# Work instruction:
Reproduce each entry exactly as it reads. Leave the images out.

________

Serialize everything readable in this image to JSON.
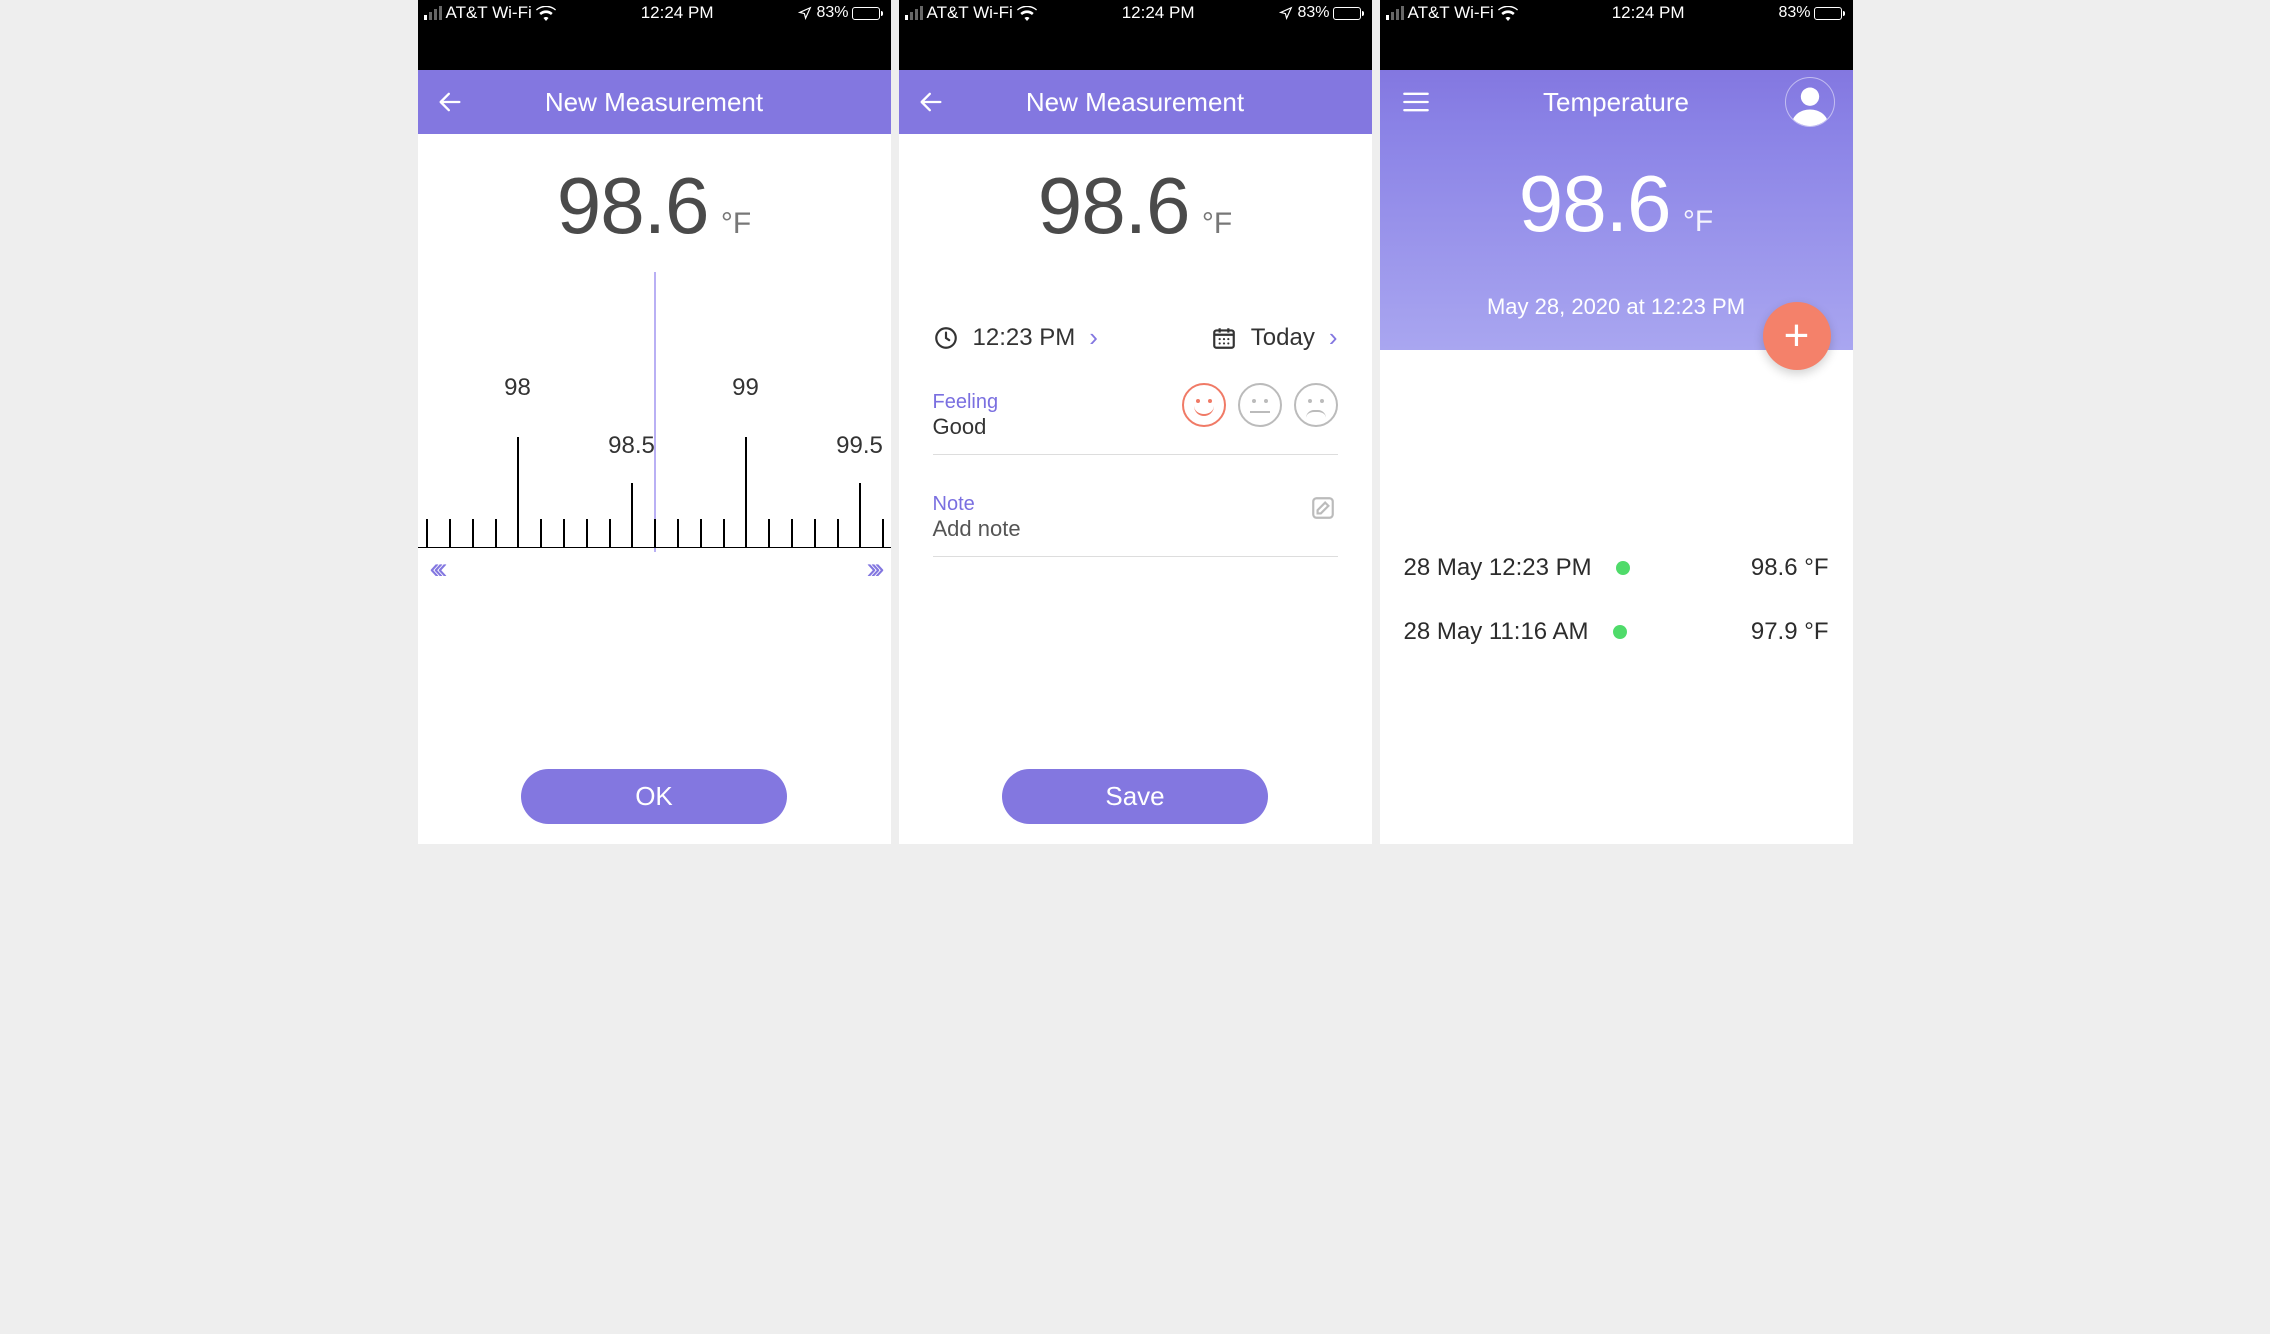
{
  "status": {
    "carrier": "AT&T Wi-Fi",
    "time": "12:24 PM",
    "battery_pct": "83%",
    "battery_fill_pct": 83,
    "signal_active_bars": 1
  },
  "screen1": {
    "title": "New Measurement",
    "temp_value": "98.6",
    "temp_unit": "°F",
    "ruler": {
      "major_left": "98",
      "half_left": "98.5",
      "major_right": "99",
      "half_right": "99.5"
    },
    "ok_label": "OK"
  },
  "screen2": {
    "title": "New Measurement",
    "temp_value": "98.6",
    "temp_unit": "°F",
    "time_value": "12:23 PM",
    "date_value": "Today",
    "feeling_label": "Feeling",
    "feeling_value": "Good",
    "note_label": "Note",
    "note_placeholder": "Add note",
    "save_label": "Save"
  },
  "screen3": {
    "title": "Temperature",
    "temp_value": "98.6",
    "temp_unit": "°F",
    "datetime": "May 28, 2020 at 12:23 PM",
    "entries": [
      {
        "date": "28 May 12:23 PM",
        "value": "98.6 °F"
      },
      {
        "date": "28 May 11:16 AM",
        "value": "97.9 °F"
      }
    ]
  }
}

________

# Exercise output:
Serialize everything readable in this image to JSON.
{
  "status": {
    "carrier": "AT&T Wi-Fi",
    "time": "12:24 PM",
    "battery_pct": "83%",
    "battery_fill_pct": 83,
    "signal_active_bars": 1
  },
  "screen1": {
    "title": "New Measurement",
    "temp_value": "98.6",
    "temp_unit": "°F",
    "ruler": {
      "major_left": "98",
      "half_left": "98.5",
      "major_right": "99",
      "half_right": "99.5"
    },
    "ok_label": "OK"
  },
  "screen2": {
    "title": "New Measurement",
    "temp_value": "98.6",
    "temp_unit": "°F",
    "time_value": "12:23 PM",
    "date_value": "Today",
    "feeling_label": "Feeling",
    "feeling_value": "Good",
    "note_label": "Note",
    "note_placeholder": "Add note",
    "save_label": "Save"
  },
  "screen3": {
    "title": "Temperature",
    "temp_value": "98.6",
    "temp_unit": "°F",
    "datetime": "May 28, 2020 at 12:23 PM",
    "entries": [
      {
        "date": "28 May 12:23 PM",
        "value": "98.6 °F"
      },
      {
        "date": "28 May 11:16 AM",
        "value": "97.9 °F"
      }
    ]
  }
}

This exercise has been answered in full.